Discount medical cards
Discount cards have spread recently as a low-cost way to get needed medical care. But many discount cards also are fraudulent.
Here’s how honest cards generally work: Consumers typically pay a monthly fee. Plan members gain access to a large pool of primary physicians, eye doctors, pediatricians and other providers. Plan members pay the medical costs themselves, but at a discounted price.
Many discount medical cards offer legitimate, money-saving benefits. But many cards lie about benefits that don’t exist, grossly inflate the potential discounts, and impose hidden fees that can wipe out your savings. The system is rife with fraudulent or misleading discount card providers.
Pretend insurance. Discount medical plans aren’t health insurance. But their ads use insurance-like terms such as “health benefits” and “protection.” People are conned into signing up, trusting they have real health coverage.
Bogus provider list. Shady plans lie that they have large networks of medical providers willing to provide discounted services. Often the providers don’t even know their names are falsely on the list. Thus they’re unlikely to provide the advertised discounts when plan members call.
Hidden fees. Added fees are stashed in the fine print of your contract.
Fake plan. Sometimes the discount plan is totally fake, offers no services or discounts, and has no intention of making good on its promises. The plan exists only to fool people into paying fees that line the pockets of the sham operation’s masterminds.
Lose your health coverage. You could give up your current health coverage, mistakenly believing you found a better insurance deal. In fact, you’ll have no health coverage and have to pay large medical bills out of your own pockets. Imagine arriving sick or injured at the hospital or doctor’s office, then presenting your discount card only to find you have no health insurance.
You’re saddled with large medical bills. You’ll have to pay medical bills yourself if you’re fooled into believing you have real insurance.
The promised discounts may not exist, or may be exaggerated. Hidden administrative fees and other hidden costs can eat up your discounts. In the end, you may have to pay more money than you thought.
Your health care may be compromised. The medical providers and treatments the cards promise you may not exist.
Your money, identity and financial information could be stolen. At least one company obtained the credit card and checking account numbers of consumers when it tried to sell them discount cards over the phone, and then billed their credit cards unauthorized charges even when consumers declined the cards, the U.S. Federal Trade Commission alleges.

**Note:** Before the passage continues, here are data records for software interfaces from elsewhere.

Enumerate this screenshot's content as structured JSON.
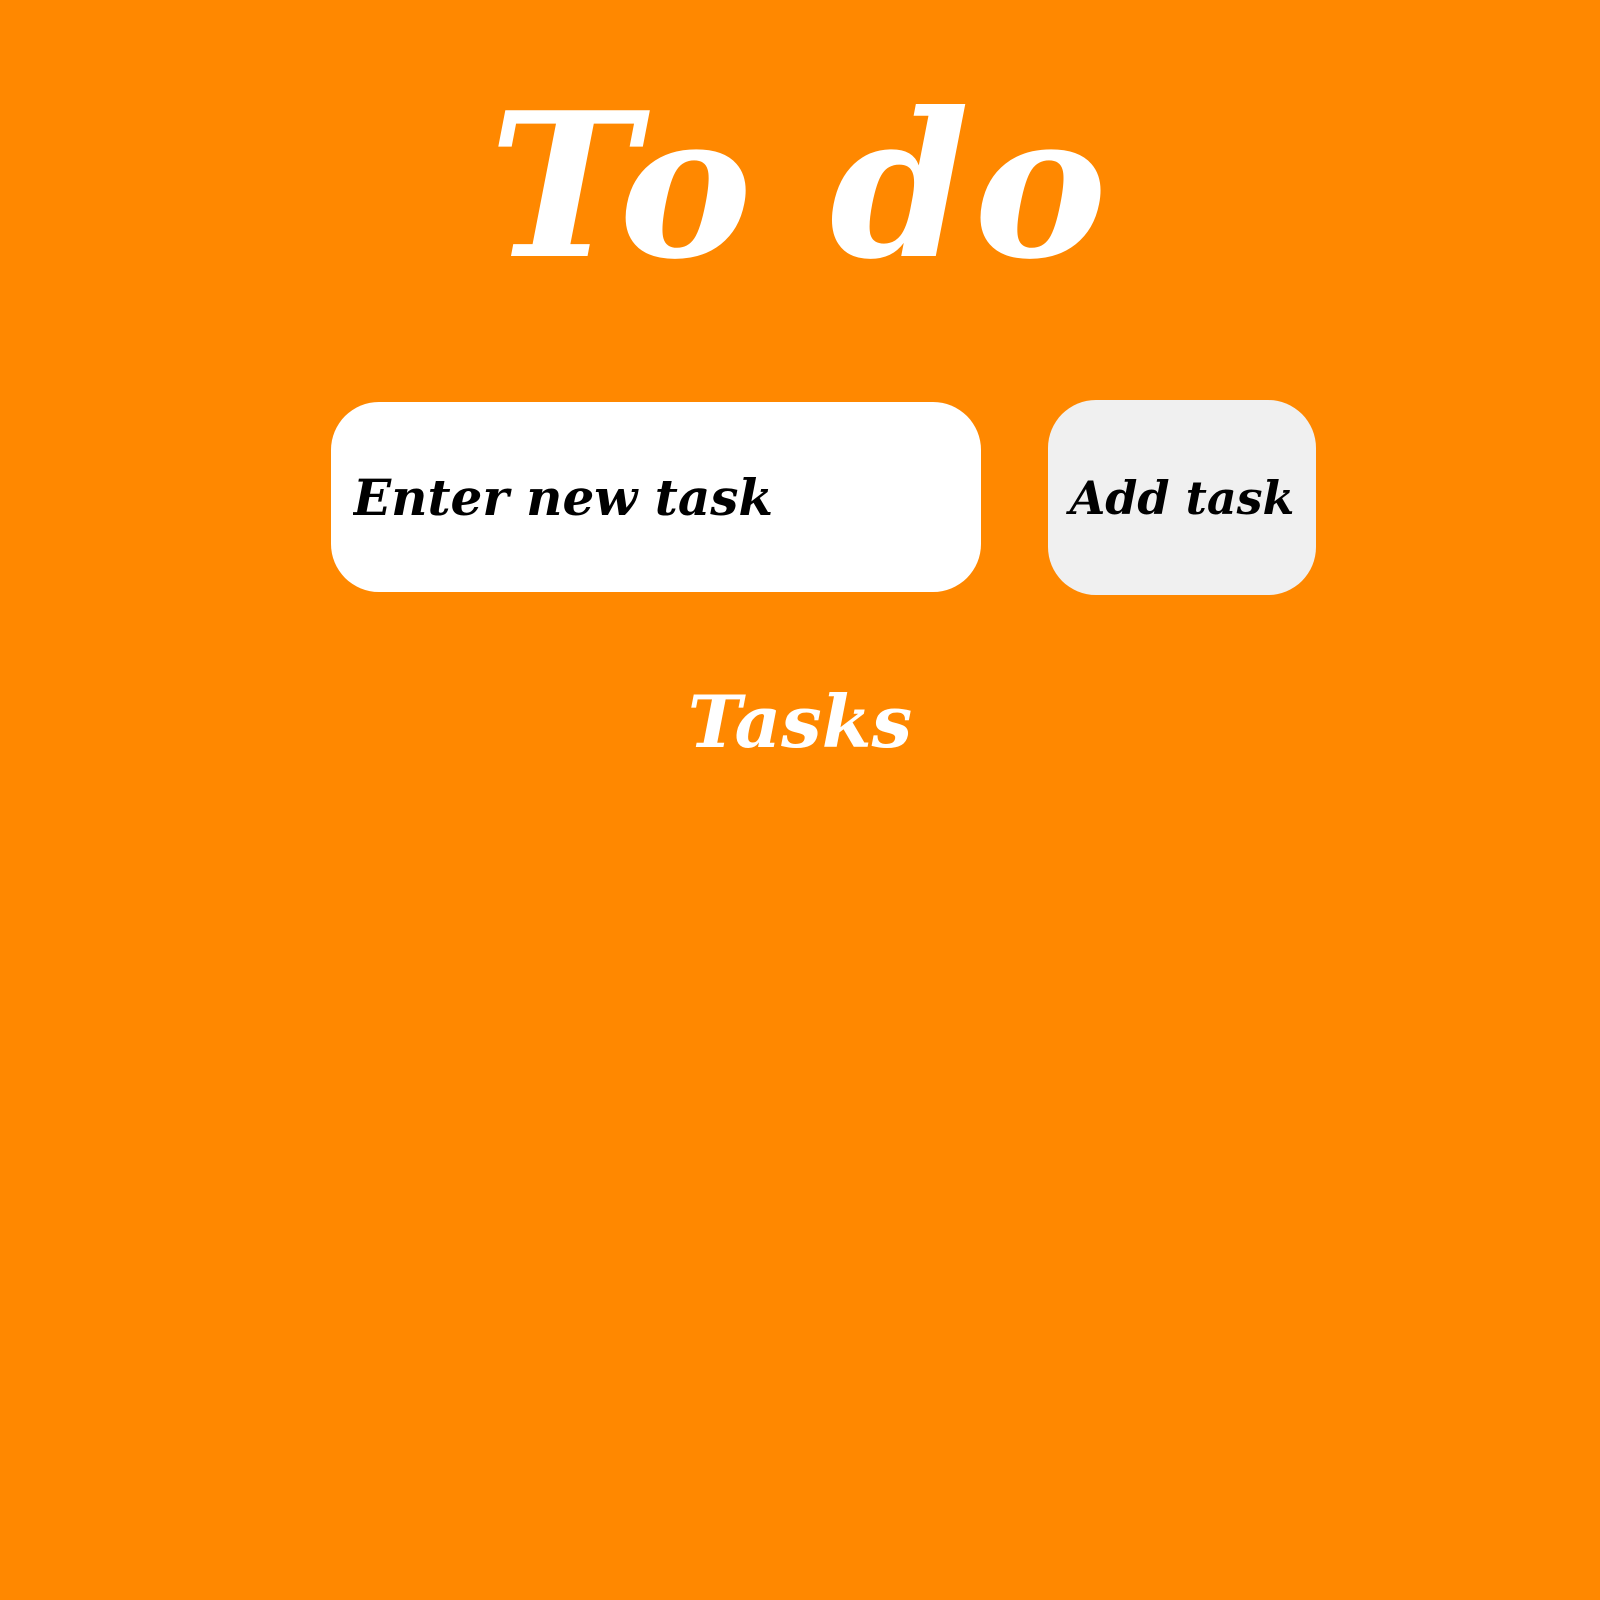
{
  "app": {
    "title": "To do"
  },
  "form": {
    "input_value": "",
    "input_placeholder": "Enter new task",
    "add_button_label": "Add task"
  },
  "tasks": {
    "heading": "Tasks",
    "items": []
  },
  "colors": {
    "background": "#ff8800",
    "title_text": "#ffffff",
    "input_background": "#ffffff",
    "button_background": "#f0f0f0",
    "control_text": "#000000"
  }
}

Ask the right questions before signing up…
Insurance or discount? Know the difference between health insurance and a discount card. Ask whether the card is insurance that covers your treatment, or is a discount card that still requires you to pay all bills yourself.

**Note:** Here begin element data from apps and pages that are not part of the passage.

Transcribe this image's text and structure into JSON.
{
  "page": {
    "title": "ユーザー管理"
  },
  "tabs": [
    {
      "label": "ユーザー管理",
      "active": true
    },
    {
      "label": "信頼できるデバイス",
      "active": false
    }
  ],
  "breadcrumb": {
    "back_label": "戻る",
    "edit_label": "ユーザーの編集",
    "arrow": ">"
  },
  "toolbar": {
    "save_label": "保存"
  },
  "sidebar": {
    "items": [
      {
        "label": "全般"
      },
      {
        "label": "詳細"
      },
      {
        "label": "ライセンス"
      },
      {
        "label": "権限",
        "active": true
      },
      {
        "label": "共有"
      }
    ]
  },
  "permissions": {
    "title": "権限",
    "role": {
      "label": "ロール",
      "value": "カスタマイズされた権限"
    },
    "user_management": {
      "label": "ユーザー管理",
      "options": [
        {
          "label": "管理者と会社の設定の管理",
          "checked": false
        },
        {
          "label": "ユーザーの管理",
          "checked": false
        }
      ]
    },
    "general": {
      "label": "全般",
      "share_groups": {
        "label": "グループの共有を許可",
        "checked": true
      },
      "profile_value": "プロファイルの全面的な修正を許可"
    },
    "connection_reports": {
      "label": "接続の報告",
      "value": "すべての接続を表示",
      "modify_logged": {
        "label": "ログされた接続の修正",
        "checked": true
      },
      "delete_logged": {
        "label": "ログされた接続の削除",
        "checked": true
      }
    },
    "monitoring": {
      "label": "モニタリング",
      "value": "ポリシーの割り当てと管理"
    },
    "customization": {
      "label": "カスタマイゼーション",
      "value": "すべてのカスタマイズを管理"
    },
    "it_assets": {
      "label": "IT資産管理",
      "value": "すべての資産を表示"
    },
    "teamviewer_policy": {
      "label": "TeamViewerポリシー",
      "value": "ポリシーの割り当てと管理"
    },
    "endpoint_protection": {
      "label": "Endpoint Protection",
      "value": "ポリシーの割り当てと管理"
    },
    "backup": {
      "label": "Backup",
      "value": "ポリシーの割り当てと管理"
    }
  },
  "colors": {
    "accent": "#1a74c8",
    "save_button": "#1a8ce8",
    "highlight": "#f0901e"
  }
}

Slippery sales pitches. Be wary of slippery sales pitches. Here are several warning signals…
• “Save up to 60 percent on healthcare” The term “up to” is meaningless.
• “Affordable health coverage” Calling it coverage could deceive you into thinking you have real insurance.

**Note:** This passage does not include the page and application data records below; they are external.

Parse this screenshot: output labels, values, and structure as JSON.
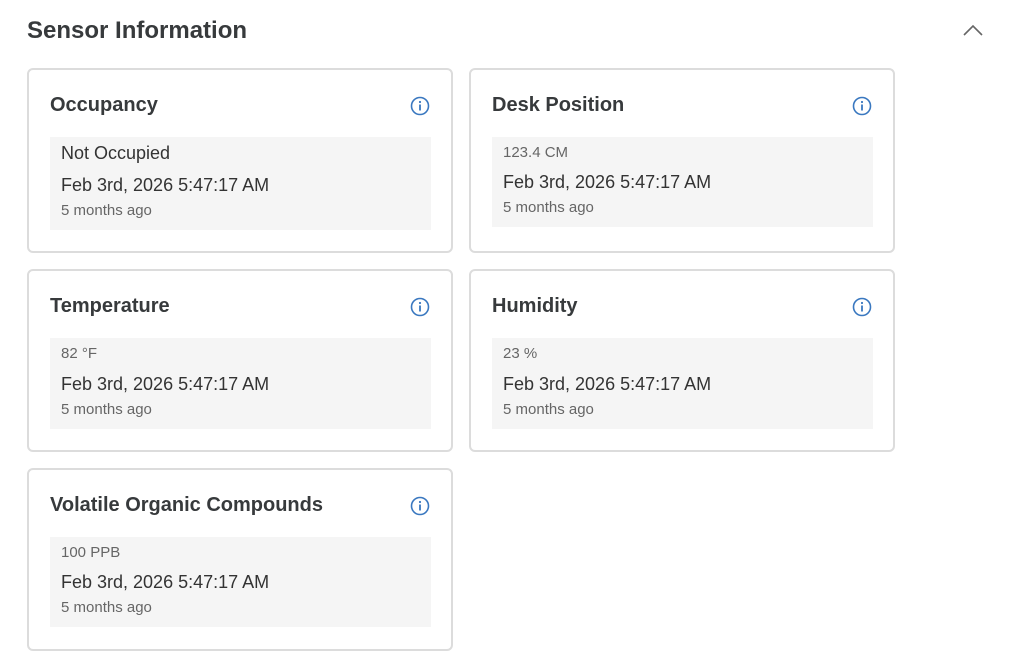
{
  "section": {
    "title": "Sensor Information",
    "collapse_icon": "chevron-up-icon"
  },
  "colors": {
    "accent": "#3a78c0",
    "card_border": "#dcdcdc",
    "reading_bg": "#f5f5f5"
  },
  "cards": [
    {
      "title": "Occupancy",
      "icon": "info-icon",
      "value": "Not Occupied",
      "timestamp": "Feb 3rd, 2026 5:47:17 AM",
      "relative": "5 months ago"
    },
    {
      "title": "Desk Position",
      "icon": "info-icon",
      "value": "123.4 CM",
      "timestamp": "Feb 3rd, 2026 5:47:17 AM",
      "relative": "5 months ago"
    },
    {
      "title": "Temperature",
      "icon": "info-icon",
      "value": "82 °F",
      "timestamp": "Feb 3rd, 2026 5:47:17 AM",
      "relative": "5 months ago"
    },
    {
      "title": "Humidity",
      "icon": "info-icon",
      "value": "23 %",
      "timestamp": "Feb 3rd, 2026 5:47:17 AM",
      "relative": "5 months ago"
    },
    {
      "title": "Volatile Organic Compounds",
      "icon": "info-icon",
      "value": "100 PPB",
      "timestamp": "Feb 3rd, 2026 5:47:17 AM",
      "relative": "5 months ago"
    }
  ]
}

• “Guaranteed” benefits. Could sound like insurance, and not all cards can deliver on their promises anyway (see below)
• “Longterm care” discounts. Do not mistake this for true longterm health insurance.
• Fine print. Make sure the fine print agrees with the promises in the sales pitches.
• Your treatments? Does the card offer discounts on the medicine and treatments you need? Find out exactly what medical conditions, medicine, treatments and other services are included. Even if your medicines are discounted, check to see whether generic drugs are cheaper.
• Clearly listed? Are prices clearly listed? Do they offer a clear discount over what you now pay?
• Hidden fees. Are large administrative fees hidden in the fine print? They can quickly eat up your discounts. Especially, watch for fees charged for each use of your discount card.
• Evasive pitches. Be wary if the telemarketer or other sales person seems evasive, ill-informed or is reluctant to provide you detailed material about the card. Ask specific questions, and demand specific answers.
• Credit card fraud. Avoid giving your credit card and checking account numbers to strangers selling discount cards over the phone or the Internet. Fees for the card, for example, might be charged to your credit card even if you didn’t sign up.
• Refundable? Know whether your membership fee is refundable if you cancel, whether you can cancel at any time, and the procedures for canceling.
• Contact authorities. Contact your state insurance department and Better Business Bureau if you suspect a scam. Your insurance department may not regulate the cards, but can help refer suspected fraud to the right authorities.